(Records provided Opens)

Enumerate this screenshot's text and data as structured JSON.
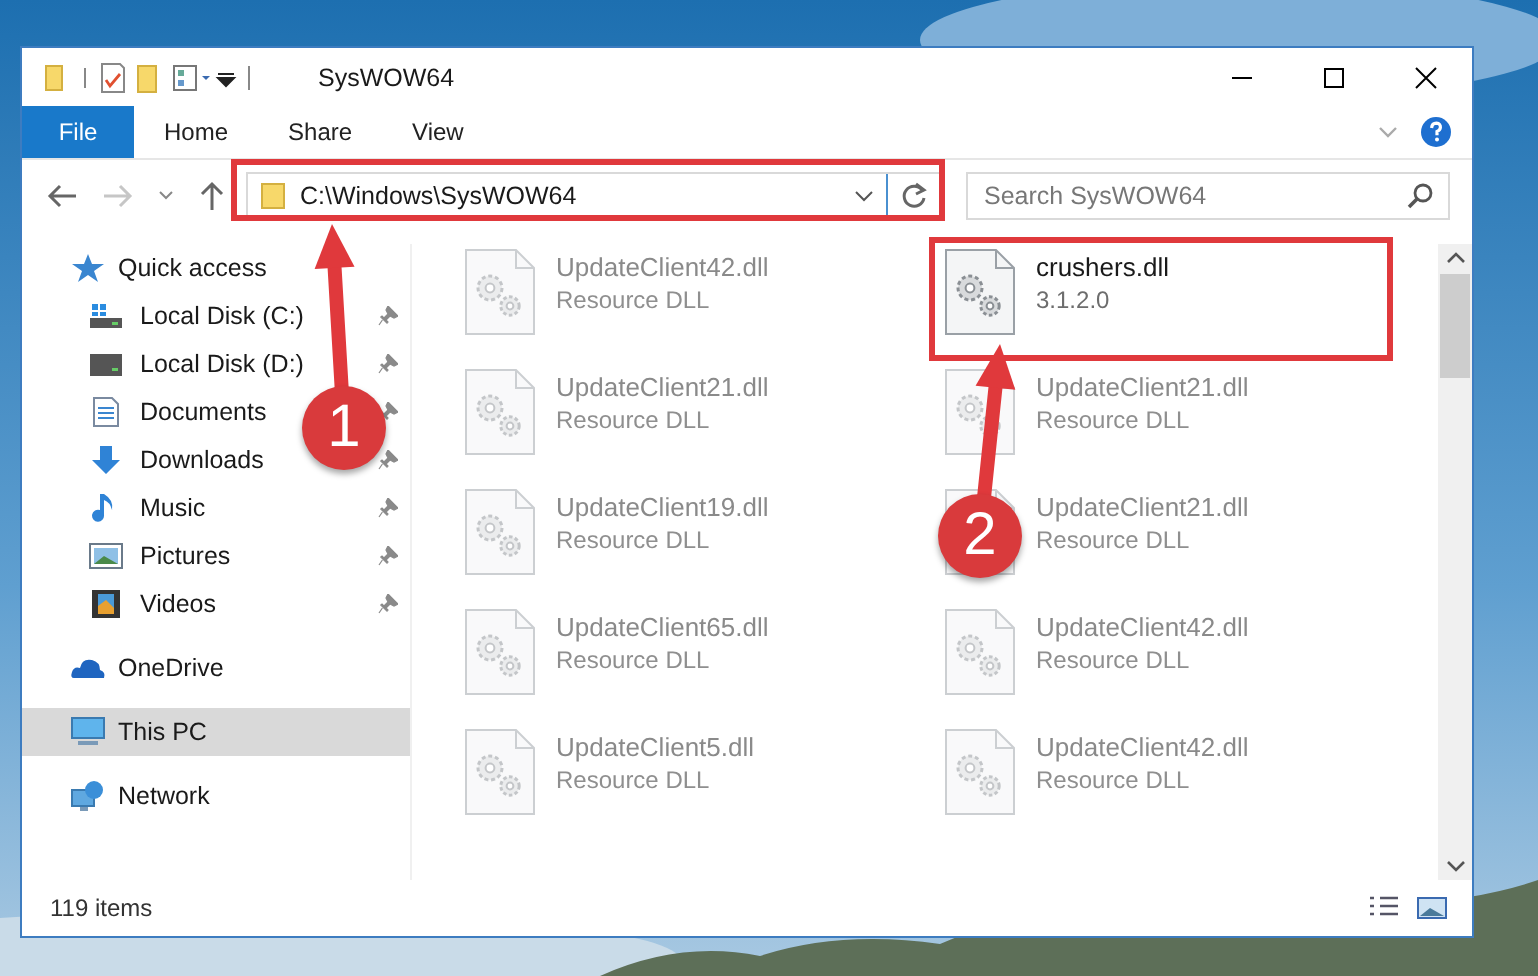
{
  "window": {
    "title": "SysWOW64"
  },
  "ribbon": {
    "tabs": [
      {
        "label": "File",
        "kind": "file"
      },
      {
        "label": "Home",
        "kind": "tab"
      },
      {
        "label": "Share",
        "kind": "tab"
      },
      {
        "label": "View",
        "kind": "tab"
      }
    ]
  },
  "address_bar": {
    "path": "C:\\Windows\\SysWOW64"
  },
  "search": {
    "placeholder": "Search SysWOW64"
  },
  "navigation": [
    {
      "label": "Quick access",
      "kind": "star",
      "selected": false,
      "children": [
        {
          "label": "Local Disk (C:)",
          "kind": "system-drive",
          "pinned": true
        },
        {
          "label": "Local Disk (D:)",
          "kind": "drive",
          "pinned": true
        },
        {
          "label": "Documents",
          "kind": "documents",
          "pinned": true
        },
        {
          "label": "Downloads",
          "kind": "downloads",
          "pinned": true
        },
        {
          "label": "Music",
          "kind": "music",
          "pinned": true
        },
        {
          "label": "Pictures",
          "kind": "pictures",
          "pinned": true
        },
        {
          "label": "Videos",
          "kind": "videos",
          "pinned": true
        }
      ]
    },
    {
      "label": "OneDrive",
      "kind": "cloud",
      "selected": false
    },
    {
      "label": "This PC",
      "kind": "computer",
      "selected": true
    },
    {
      "label": "Network",
      "kind": "network",
      "selected": false
    }
  ],
  "files": [
    {
      "name": "UpdateClient42.dll",
      "detail": "Resource DLL",
      "blurred": true
    },
    {
      "name": "crushers.dll",
      "detail": "3.1.2.0",
      "blurred": false
    },
    {
      "name": "UpdateClient21.dll",
      "detail": "Resource DLL",
      "blurred": true
    },
    {
      "name": "UpdateClient21.dll",
      "detail": "Resource DLL",
      "blurred": true
    },
    {
      "name": "UpdateClient19.dll",
      "detail": "Resource DLL",
      "blurred": true
    },
    {
      "name": "UpdateClient21.dll",
      "detail": "Resource DLL",
      "blurred": true
    },
    {
      "name": "UpdateClient65.dll",
      "detail": "Resource DLL",
      "blurred": true
    },
    {
      "name": "UpdateClient42.dll",
      "detail": "Resource DLL",
      "blurred": true
    },
    {
      "name": "UpdateClient5.dll",
      "detail": "Resource DLL",
      "blurred": true
    },
    {
      "name": "UpdateClient42.dll",
      "detail": "Resource DLL",
      "blurred": true
    }
  ],
  "status_bar": {
    "item_count": "119 items"
  },
  "annotations": [
    {
      "number": "1"
    },
    {
      "number": "2"
    }
  ]
}
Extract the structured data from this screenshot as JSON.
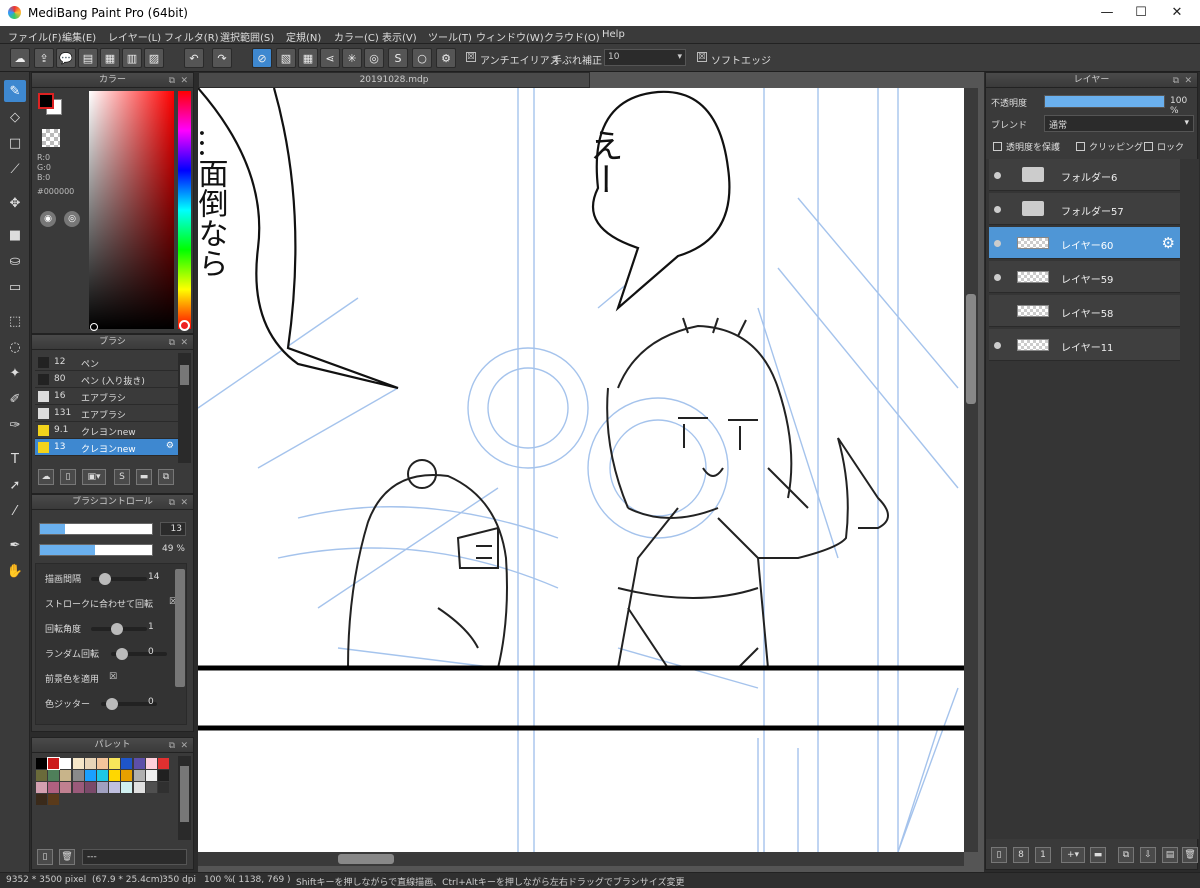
{
  "window": {
    "title": "MediBang Paint Pro (64bit)",
    "minimize": "—",
    "maximize": "☐",
    "close": "✕"
  },
  "menu": [
    "ファイル(F)",
    "編集(E)",
    "レイヤー(L)",
    "フィルタ(R)",
    "選択範囲(S)",
    "定規(N)",
    "カラー(C)",
    "表示(V)",
    "ツール(T)",
    "ウィンドウ(W)",
    "クラウド(O)",
    "Help"
  ],
  "toolbar": {
    "antialias_label": "アンチエイリアス",
    "antialias_checked": "☒",
    "stabilizer_label": "手ぶれ補正",
    "stabilizer_value": "10",
    "soft_edge_label": "ソフトエッジ",
    "soft_edge_checked": "☒"
  },
  "color_panel": {
    "title": "カラー",
    "r": "R:0",
    "g": "G:0",
    "b": "B:0",
    "hex": "#000000",
    "foreground": "#000000",
    "background": "#ffffff"
  },
  "brush_panel": {
    "title": "ブラシ",
    "items": [
      {
        "size": "12",
        "name": "ペン",
        "color": "#222222"
      },
      {
        "size": "80",
        "name": "ペン (入り抜き)",
        "color": "#222222"
      },
      {
        "size": "16",
        "name": "エアブラシ",
        "color": "#dddddd"
      },
      {
        "size": "131",
        "name": "エアブラシ",
        "color": "#dddddd"
      },
      {
        "size": "9.1",
        "name": "クレヨンnew",
        "color": "#f2d31b"
      },
      {
        "size": "13",
        "name": "クレヨンnew",
        "color": "#f2d31b"
      }
    ]
  },
  "brush_control": {
    "title": "ブラシコントロール",
    "size_value": "13",
    "size_level": 0.22,
    "opacity_value": "49 %",
    "opacity_level": 0.49,
    "rows": [
      {
        "label": "描画間隔",
        "value": "14",
        "type": "slider"
      },
      {
        "label": "ストロークに合わせて回転",
        "value": "☒",
        "type": "check"
      },
      {
        "label": "回転角度",
        "value": "1",
        "type": "slider"
      },
      {
        "label": "ランダム回転",
        "value": "0",
        "type": "slider"
      },
      {
        "label": "前景色を適用",
        "value": "☒",
        "type": "check"
      },
      {
        "label": "色ジッター",
        "value": "0",
        "type": "slider"
      }
    ]
  },
  "palette": {
    "title": "パレット",
    "footer": "---",
    "colors": [
      "#000000",
      "#cc1b1b",
      "#ffffff",
      "#f5e6c8",
      "#e8d5b8",
      "#f2c49b",
      "#f7e55a",
      "#1e55c8",
      "#5d4fa8",
      "#ffd0dc",
      "#e03030",
      "#6a6a3a",
      "#4f7f5a",
      "#c8b48a",
      "#8a8a8a",
      "#1aa0ff",
      "#1ec8e6",
      "#ffd700",
      "#e6a000",
      "#b0b0b0",
      "#f0f0f0",
      "#202020",
      "#d4a0b0",
      "#b06080",
      "#c08090",
      "#9a5a7a",
      "#7a4a6a",
      "#a0a0c0",
      "#c0c0e0",
      "#d0f0f0",
      "#e0e0e0",
      "#505050",
      "#303030",
      "#3a2a1a",
      "#5a3a1a"
    ]
  },
  "document": {
    "tab": "20191028.mdp"
  },
  "canvas": {
    "speech_left": "…面倒なら",
    "speech_right": "えー"
  },
  "layers": {
    "title": "レイヤー",
    "opacity_label": "不透明度",
    "opacity_value": "100 %",
    "opacity_level": 1.0,
    "blend_label": "ブレンド",
    "blend_value": "通常",
    "protect_label": "透明度を保護",
    "clipping_label": "クリッピング",
    "lock_label": "ロック",
    "items": [
      {
        "name": "フォルダー6",
        "type": "folder",
        "visible": true,
        "selected": false
      },
      {
        "name": "フォルダー57",
        "type": "folder",
        "visible": true,
        "selected": false
      },
      {
        "name": "レイヤー60",
        "type": "layer",
        "visible": true,
        "selected": true
      },
      {
        "name": "レイヤー59",
        "type": "layer",
        "visible": true,
        "selected": false
      },
      {
        "name": "レイヤー58",
        "type": "layer",
        "visible": false,
        "selected": false
      },
      {
        "name": "レイヤー11",
        "type": "layer",
        "visible": true,
        "selected": false
      }
    ]
  },
  "status": {
    "dimensions": "9352 * 3500 pixel",
    "physical": "(67.9 * 25.4cm)",
    "dpi": "350 dpi",
    "zoom": "100 %",
    "cursor": "( 1138, 769 )",
    "hint": "Shiftキーを押しながらで直線描画、Ctrl+Altキーを押しながら左右ドラッグでブラシサイズ変更"
  }
}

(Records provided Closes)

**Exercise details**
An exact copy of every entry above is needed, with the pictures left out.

**Solution to this exercise**
Enumerate this screenshot's text and data as structured JSON.
{
  "window": {
    "title": "SysWOW64"
  },
  "ribbon": {
    "tabs": [
      {
        "label": "File",
        "kind": "file"
      },
      {
        "label": "Home",
        "kind": "tab"
      },
      {
        "label": "Share",
        "kind": "tab"
      },
      {
        "label": "View",
        "kind": "tab"
      }
    ]
  },
  "address_bar": {
    "path": "C:\\Windows\\SysWOW64"
  },
  "search": {
    "placeholder": "Search SysWOW64"
  },
  "navigation": [
    {
      "label": "Quick access",
      "kind": "star",
      "selected": false,
      "children": [
        {
          "label": "Local Disk (C:)",
          "kind": "system-drive",
          "pinned": true
        },
        {
          "label": "Local Disk (D:)",
          "kind": "drive",
          "pinned": true
        },
        {
          "label": "Documents",
          "kind": "documents",
          "pinned": true
        },
        {
          "label": "Downloads",
          "kind": "downloads",
          "pinned": true
        },
        {
          "label": "Music",
          "kind": "music",
          "pinned": true
        },
        {
          "label": "Pictures",
          "kind": "pictures",
          "pinned": true
        },
        {
          "label": "Videos",
          "kind": "videos",
          "pinned": true
        }
      ]
    },
    {
      "label": "OneDrive",
      "kind": "cloud",
      "selected": false
    },
    {
      "label": "This PC",
      "kind": "computer",
      "selected": true
    },
    {
      "label": "Network",
      "kind": "network",
      "selected": false
    }
  ],
  "files": [
    {
      "name": "UpdateClient42.dll",
      "detail": "Resource DLL",
      "blurred": true
    },
    {
      "name": "crushers.dll",
      "detail": "3.1.2.0",
      "blurred": false
    },
    {
      "name": "UpdateClient21.dll",
      "detail": "Resource DLL",
      "blurred": true
    },
    {
      "name": "UpdateClient21.dll",
      "detail": "Resource DLL",
      "blurred": true
    },
    {
      "name": "UpdateClient19.dll",
      "detail": "Resource DLL",
      "blurred": true
    },
    {
      "name": "UpdateClient21.dll",
      "detail": "Resource DLL",
      "blurred": true
    },
    {
      "name": "UpdateClient65.dll",
      "detail": "Resource DLL",
      "blurred": true
    },
    {
      "name": "UpdateClient42.dll",
      "detail": "Resource DLL",
      "blurred": true
    },
    {
      "name": "UpdateClient5.dll",
      "detail": "Resource DLL",
      "blurred": true
    },
    {
      "name": "UpdateClient42.dll",
      "detail": "Resource DLL",
      "blurred": true
    }
  ],
  "status_bar": {
    "item_count": "119 items"
  },
  "annotations": [
    {
      "number": "1"
    },
    {
      "number": "2"
    }
  ]
}
Extract the structured data from this screenshot as JSON.
{
  "window": {
    "title": "MediBang Paint Pro (64bit)",
    "minimize": "—",
    "maximize": "☐",
    "close": "✕"
  },
  "menu": [
    "ファイル(F)",
    "編集(E)",
    "レイヤー(L)",
    "フィルタ(R)",
    "選択範囲(S)",
    "定規(N)",
    "カラー(C)",
    "表示(V)",
    "ツール(T)",
    "ウィンドウ(W)",
    "クラウド(O)",
    "Help"
  ],
  "toolbar": {
    "antialias_label": "アンチエイリアス",
    "antialias_checked": "☒",
    "stabilizer_label": "手ぶれ補正",
    "stabilizer_value": "10",
    "soft_edge_label": "ソフトエッジ",
    "soft_edge_checked": "☒"
  },
  "color_panel": {
    "title": "カラー",
    "r": "R:0",
    "g": "G:0",
    "b": "B:0",
    "hex": "#000000",
    "foreground": "#000000",
    "background": "#ffffff"
  },
  "brush_panel": {
    "title": "ブラシ",
    "items": [
      {
        "size": "12",
        "name": "ペン",
        "color": "#222222"
      },
      {
        "size": "80",
        "name": "ペン (入り抜き)",
        "color": "#222222"
      },
      {
        "size": "16",
        "name": "エアブラシ",
        "color": "#dddddd"
      },
      {
        "size": "131",
        "name": "エアブラシ",
        "color": "#dddddd"
      },
      {
        "size": "9.1",
        "name": "クレヨンnew",
        "color": "#f2d31b"
      },
      {
        "size": "13",
        "name": "クレヨンnew",
        "color": "#f2d31b"
      }
    ]
  },
  "brush_control": {
    "title": "ブラシコントロール",
    "size_value": "13",
    "size_level": 0.22,
    "opacity_value": "49 %",
    "opacity_level": 0.49,
    "rows": [
      {
        "label": "描画間隔",
        "value": "14",
        "type": "slider"
      },
      {
        "label": "ストロークに合わせて回転",
        "value": "☒",
        "type": "check"
      },
      {
        "label": "回転角度",
        "value": "1",
        "type": "slider"
      },
      {
        "label": "ランダム回転",
        "value": "0",
        "type": "slider"
      },
      {
        "label": "前景色を適用",
        "value": "☒",
        "type": "check"
      },
      {
        "label": "色ジッター",
        "value": "0",
        "type": "slider"
      }
    ]
  },
  "palette": {
    "title": "パレット",
    "footer": "---",
    "colors": [
      "#000000",
      "#cc1b1b",
      "#ffffff",
      "#f5e6c8",
      "#e8d5b8",
      "#f2c49b",
      "#f7e55a",
      "#1e55c8",
      "#5d4fa8",
      "#ffd0dc",
      "#e03030",
      "#6a6a3a",
      "#4f7f5a",
      "#c8b48a",
      "#8a8a8a",
      "#1aa0ff",
      "#1ec8e6",
      "#ffd700",
      "#e6a000",
      "#b0b0b0",
      "#f0f0f0",
      "#202020",
      "#d4a0b0",
      "#b06080",
      "#c08090",
      "#9a5a7a",
      "#7a4a6a",
      "#a0a0c0",
      "#c0c0e0",
      "#d0f0f0",
      "#e0e0e0",
      "#505050",
      "#303030",
      "#3a2a1a",
      "#5a3a1a"
    ]
  },
  "document": {
    "tab": "20191028.mdp"
  },
  "canvas": {
    "speech_left": "…面倒なら",
    "speech_right": "えー"
  },
  "layers": {
    "title": "レイヤー",
    "opacity_label": "不透明度",
    "opacity_value": "100 %",
    "opacity_level": 1.0,
    "blend_label": "ブレンド",
    "blend_value": "通常",
    "protect_label": "透明度を保護",
    "clipping_label": "クリッピング",
    "lock_label": "ロック",
    "items": [
      {
        "name": "フォルダー6",
        "type": "folder",
        "visible": true,
        "selected": false
      },
      {
        "name": "フォルダー57",
        "type": "folder",
        "visible": true,
        "selected": false
      },
      {
        "name": "レイヤー60",
        "type": "layer",
        "visible": true,
        "selected": true
      },
      {
        "name": "レイヤー59",
        "type": "layer",
        "visible": true,
        "selected": false
      },
      {
        "name": "レイヤー58",
        "type": "layer",
        "visible": false,
        "selected": false
      },
      {
        "name": "レイヤー11",
        "type": "layer",
        "visible": true,
        "selected": false
      }
    ]
  },
  "status": {
    "dimensions": "9352 * 3500 pixel",
    "physical": "(67.9 * 25.4cm)",
    "dpi": "350 dpi",
    "zoom": "100 %",
    "cursor": "( 1138, 769 )",
    "hint": "Shiftキーを押しながらで直線描画、Ctrl+Altキーを押しながら左右ドラッグでブラシサイズ変更"
  }
}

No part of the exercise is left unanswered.